## WHAT YOU WILL DO
Across the records that follow, how many lines contain the string "skull"? Answer with the number only.

## DATASET EXCERPTS
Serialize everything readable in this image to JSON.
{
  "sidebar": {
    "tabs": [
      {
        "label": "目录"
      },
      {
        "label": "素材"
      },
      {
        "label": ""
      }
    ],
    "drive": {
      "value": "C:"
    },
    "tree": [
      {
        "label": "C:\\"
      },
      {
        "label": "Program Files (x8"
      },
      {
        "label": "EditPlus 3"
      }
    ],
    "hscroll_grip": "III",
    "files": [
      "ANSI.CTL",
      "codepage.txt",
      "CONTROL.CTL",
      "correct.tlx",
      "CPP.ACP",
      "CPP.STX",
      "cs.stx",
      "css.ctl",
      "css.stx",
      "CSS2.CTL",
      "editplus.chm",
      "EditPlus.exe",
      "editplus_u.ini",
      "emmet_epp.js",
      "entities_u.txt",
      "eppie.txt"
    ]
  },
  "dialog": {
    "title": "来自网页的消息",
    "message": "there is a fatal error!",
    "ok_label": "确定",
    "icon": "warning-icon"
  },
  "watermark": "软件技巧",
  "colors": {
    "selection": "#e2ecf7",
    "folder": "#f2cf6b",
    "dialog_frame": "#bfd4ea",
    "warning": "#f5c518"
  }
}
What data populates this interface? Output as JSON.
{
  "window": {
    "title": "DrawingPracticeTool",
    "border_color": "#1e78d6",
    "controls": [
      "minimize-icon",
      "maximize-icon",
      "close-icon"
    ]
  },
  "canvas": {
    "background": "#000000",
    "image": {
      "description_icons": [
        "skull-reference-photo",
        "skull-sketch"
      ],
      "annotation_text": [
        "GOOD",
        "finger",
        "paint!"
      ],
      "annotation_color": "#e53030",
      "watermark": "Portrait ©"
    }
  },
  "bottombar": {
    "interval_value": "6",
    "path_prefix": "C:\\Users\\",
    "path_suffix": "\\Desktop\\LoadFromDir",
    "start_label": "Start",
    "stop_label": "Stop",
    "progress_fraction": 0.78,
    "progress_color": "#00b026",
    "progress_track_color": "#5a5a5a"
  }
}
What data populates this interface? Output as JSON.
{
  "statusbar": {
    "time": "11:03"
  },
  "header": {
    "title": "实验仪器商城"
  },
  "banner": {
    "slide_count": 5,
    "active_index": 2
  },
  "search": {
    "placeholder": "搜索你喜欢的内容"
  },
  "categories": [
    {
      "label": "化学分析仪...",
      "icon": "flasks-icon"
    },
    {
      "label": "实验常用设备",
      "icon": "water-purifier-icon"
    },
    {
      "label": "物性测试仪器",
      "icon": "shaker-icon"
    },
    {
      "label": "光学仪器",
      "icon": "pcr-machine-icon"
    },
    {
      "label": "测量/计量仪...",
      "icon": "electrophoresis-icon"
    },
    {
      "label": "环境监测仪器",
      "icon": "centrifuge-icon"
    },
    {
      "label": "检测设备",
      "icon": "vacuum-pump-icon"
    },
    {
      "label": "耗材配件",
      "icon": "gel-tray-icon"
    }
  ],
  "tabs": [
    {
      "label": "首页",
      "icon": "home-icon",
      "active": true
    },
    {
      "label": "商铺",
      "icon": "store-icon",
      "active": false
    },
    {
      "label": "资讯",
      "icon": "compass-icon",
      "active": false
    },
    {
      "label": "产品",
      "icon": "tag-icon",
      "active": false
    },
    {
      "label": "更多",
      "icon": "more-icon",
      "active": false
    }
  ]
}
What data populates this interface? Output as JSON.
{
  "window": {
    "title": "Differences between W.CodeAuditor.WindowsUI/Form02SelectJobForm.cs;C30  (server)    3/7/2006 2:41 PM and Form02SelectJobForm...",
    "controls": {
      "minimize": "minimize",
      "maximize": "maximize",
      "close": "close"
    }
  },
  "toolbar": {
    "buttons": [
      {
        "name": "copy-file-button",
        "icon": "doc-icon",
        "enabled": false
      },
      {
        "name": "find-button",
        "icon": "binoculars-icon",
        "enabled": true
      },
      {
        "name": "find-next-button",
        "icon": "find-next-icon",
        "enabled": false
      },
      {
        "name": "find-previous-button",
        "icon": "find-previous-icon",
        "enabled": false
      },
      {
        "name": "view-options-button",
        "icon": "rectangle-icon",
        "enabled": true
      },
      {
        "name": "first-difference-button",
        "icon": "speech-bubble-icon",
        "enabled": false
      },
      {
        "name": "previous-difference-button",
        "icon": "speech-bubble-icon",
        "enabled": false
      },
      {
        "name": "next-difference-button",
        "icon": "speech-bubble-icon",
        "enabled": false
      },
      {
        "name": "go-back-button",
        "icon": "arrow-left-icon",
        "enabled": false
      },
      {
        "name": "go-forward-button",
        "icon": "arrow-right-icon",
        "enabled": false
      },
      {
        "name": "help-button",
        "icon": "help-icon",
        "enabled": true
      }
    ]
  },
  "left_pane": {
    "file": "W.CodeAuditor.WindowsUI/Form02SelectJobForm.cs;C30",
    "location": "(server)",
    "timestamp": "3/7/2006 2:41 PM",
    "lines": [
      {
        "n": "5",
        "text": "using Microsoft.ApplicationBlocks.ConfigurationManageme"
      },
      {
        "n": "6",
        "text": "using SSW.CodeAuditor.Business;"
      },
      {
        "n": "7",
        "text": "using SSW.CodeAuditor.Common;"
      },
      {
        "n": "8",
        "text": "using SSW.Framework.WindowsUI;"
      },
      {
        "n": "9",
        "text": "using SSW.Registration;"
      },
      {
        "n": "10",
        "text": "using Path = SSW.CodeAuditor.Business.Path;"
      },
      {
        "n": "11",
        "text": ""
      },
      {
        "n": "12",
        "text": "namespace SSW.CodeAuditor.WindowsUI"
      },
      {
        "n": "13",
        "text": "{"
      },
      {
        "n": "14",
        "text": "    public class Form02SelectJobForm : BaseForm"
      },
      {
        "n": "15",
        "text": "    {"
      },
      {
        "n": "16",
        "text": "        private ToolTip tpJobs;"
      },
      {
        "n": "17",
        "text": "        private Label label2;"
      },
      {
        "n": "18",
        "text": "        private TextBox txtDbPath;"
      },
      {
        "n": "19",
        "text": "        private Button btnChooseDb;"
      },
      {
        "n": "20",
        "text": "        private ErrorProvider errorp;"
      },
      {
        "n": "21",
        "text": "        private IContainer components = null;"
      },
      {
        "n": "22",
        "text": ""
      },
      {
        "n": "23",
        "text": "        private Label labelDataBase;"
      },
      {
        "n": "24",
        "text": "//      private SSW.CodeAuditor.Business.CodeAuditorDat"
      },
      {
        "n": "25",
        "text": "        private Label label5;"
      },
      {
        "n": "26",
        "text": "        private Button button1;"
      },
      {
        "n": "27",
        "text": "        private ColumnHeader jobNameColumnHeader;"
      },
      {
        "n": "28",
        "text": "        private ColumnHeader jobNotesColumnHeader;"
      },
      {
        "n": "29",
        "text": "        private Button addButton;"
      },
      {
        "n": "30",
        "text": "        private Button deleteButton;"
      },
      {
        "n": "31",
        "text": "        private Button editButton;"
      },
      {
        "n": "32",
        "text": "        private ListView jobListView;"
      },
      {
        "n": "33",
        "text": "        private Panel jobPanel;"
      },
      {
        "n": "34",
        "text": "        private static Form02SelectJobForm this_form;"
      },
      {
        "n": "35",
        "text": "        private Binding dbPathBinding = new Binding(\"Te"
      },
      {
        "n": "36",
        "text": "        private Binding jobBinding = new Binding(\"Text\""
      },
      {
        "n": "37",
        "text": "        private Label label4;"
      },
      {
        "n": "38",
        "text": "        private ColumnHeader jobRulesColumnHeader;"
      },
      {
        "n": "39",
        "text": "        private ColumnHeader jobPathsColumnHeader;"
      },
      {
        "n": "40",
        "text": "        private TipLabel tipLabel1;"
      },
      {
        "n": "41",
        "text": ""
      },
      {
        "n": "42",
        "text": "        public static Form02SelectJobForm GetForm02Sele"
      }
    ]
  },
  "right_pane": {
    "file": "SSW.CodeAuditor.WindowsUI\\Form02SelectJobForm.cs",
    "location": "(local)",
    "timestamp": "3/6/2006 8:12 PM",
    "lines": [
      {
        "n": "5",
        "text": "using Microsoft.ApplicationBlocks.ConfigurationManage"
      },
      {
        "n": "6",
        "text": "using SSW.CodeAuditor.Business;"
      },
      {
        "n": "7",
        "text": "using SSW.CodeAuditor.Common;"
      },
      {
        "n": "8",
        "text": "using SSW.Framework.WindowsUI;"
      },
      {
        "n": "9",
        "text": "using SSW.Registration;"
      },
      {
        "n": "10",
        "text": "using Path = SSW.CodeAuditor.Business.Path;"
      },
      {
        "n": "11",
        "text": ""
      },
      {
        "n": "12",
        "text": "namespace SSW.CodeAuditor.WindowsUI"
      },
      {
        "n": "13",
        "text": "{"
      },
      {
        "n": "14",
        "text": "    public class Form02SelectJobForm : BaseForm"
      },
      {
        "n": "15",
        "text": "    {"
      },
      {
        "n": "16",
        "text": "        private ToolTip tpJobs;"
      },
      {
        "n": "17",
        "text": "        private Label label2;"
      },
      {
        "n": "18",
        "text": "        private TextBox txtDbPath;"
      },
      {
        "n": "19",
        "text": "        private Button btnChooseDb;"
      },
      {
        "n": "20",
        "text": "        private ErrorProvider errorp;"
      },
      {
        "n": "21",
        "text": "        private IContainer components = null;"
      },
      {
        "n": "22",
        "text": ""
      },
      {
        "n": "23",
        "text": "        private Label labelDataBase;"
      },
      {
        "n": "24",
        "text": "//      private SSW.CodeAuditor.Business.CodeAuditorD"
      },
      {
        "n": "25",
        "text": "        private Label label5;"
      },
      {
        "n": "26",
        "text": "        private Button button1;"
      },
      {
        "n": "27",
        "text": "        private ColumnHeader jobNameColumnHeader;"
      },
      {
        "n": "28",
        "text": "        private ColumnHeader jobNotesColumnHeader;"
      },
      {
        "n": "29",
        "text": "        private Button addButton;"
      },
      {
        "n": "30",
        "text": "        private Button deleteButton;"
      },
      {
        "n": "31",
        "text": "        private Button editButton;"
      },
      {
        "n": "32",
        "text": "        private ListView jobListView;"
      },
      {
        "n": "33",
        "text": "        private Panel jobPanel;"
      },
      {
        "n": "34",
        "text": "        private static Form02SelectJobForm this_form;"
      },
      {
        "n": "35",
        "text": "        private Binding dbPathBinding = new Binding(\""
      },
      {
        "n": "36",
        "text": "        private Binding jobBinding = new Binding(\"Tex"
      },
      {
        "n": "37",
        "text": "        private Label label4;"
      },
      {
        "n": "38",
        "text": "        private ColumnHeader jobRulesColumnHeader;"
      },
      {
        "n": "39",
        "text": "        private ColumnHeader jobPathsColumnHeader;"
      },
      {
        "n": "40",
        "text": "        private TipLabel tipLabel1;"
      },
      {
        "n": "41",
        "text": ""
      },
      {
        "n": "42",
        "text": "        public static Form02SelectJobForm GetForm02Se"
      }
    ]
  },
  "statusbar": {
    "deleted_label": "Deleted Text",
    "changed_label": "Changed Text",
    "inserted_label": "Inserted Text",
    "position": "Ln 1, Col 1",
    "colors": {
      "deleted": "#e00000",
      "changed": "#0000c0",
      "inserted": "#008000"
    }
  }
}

## EXERCISE ANSWER
2